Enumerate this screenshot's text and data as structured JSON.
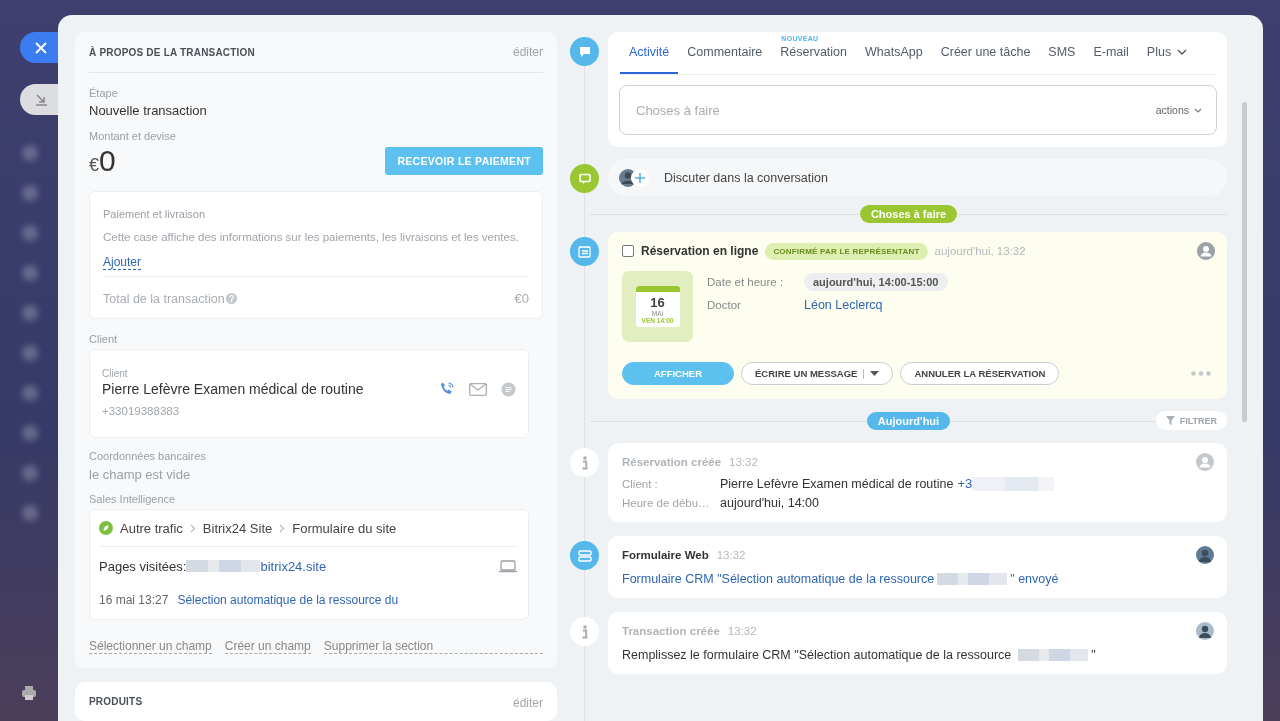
{
  "about": {
    "title": "À PROPOS DE LA TRANSACTION",
    "edit": "éditer",
    "stage_label": "Étape",
    "stage": "Nouvelle transaction",
    "amount_label": "Montant et devise",
    "currency": "€",
    "amount": "0",
    "pay_button": "RECEVOIR LE PAIEMENT",
    "payment_box": {
      "title": "Paiement et livraison",
      "text": "Cette case affiche des informations sur les paiements, les livraisons et les ventes.",
      "add_link": "Ajouter",
      "total_label": "Total de la transaction",
      "total": "€0"
    },
    "client_label": "Client",
    "client": {
      "label": "Client",
      "name": "Pierre Lefèvre Examen médical de routine",
      "phone": "+33019388383"
    },
    "bank_label": "Coordonnées bancaires",
    "bank_value": "le champ est vide",
    "si_label": "Sales Intelligence",
    "sales_intel": {
      "path": [
        "Autre trafic",
        "Bitrix24 Site",
        "Formulaire du site"
      ],
      "pages_label": "Pages visitées:",
      "pages_link": "bitrix24.site",
      "date": "16 mai 13:27",
      "link": "Sélection automatique de la ressource du"
    },
    "footer_links": [
      "Sélectionner un champ",
      "Créer un champ"
    ],
    "delete_link": "Supprimer la section"
  },
  "products": {
    "title": "PRODUITS",
    "edit": "éditer"
  },
  "timeline": {
    "tabs": [
      {
        "label": "Activité",
        "selected": true
      },
      {
        "label": "Commentaire",
        "selected": false
      },
      {
        "label": "Réservation",
        "selected": false,
        "badge": "NOUVEAU"
      },
      {
        "label": "WhatsApp",
        "selected": false
      },
      {
        "label": "Créer une tâche",
        "selected": false
      },
      {
        "label": "SMS",
        "selected": false
      },
      {
        "label": "E-mail",
        "selected": false
      },
      {
        "label": "Plus",
        "selected": false,
        "kind": "menu"
      }
    ],
    "todo_placeholder": "Choses à faire",
    "actions": "actions",
    "chat": "Discuter dans la conversation",
    "todo_divider": "Choses à faire",
    "booking": {
      "checked": false,
      "title": "Réservation en ligne",
      "status": "CONFIRMÉ PAR LE REPRÉSENTANT",
      "time": "aujourd'hui, 13:32",
      "day": "16",
      "month": "MAI",
      "weekday_time": "VEN 14:00",
      "details": [
        {
          "label": "Date et heure :",
          "value": "aujourd'hui, 14:00-15:00",
          "kind": "pill"
        },
        {
          "label": "Doctor",
          "value": "Léon Leclercq",
          "kind": "link"
        }
      ],
      "buttons": [
        "AFFICHER",
        "ÉCRIRE UN MESSAGE",
        "ANNULER LA RÉSERVATION"
      ]
    },
    "today_divider": "Aujourd'hui",
    "filter": "FILTRER",
    "events": [
      {
        "kind": "info",
        "title": "Réservation créée",
        "time": "13:32",
        "fields": [
          {
            "label": "Client :",
            "value": "Pierre Lefèvre Examen médical de routine",
            "link": "+3"
          },
          {
            "label": "Heure de débu…",
            "value": "aujourd'hui, 14:00"
          }
        ]
      },
      {
        "kind": "form",
        "title": "Formulaire Web",
        "time": "13:32",
        "text_before": "Formulaire CRM \"Sélection automatique de la ressource",
        "text_after": "\" envoyé"
      },
      {
        "kind": "info",
        "title": "Transaction créée",
        "time": "13:32",
        "text_before": "Remplissez le formulaire CRM \"Sélection automatique de la ressource",
        "text_after": "\""
      }
    ]
  }
}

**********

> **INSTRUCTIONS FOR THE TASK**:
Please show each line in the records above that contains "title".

> **ANSWER FOR THE TASK**:
    "title": "À PROPOS DE LA TRANSACTION",
      "title": "Paiement et livraison",
    "title": "PRODUITS",
      "title": "Réservation en ligne",
        "title": "Réservation créée",
        "title": "Formulaire Web",
        "title": "Transaction créée",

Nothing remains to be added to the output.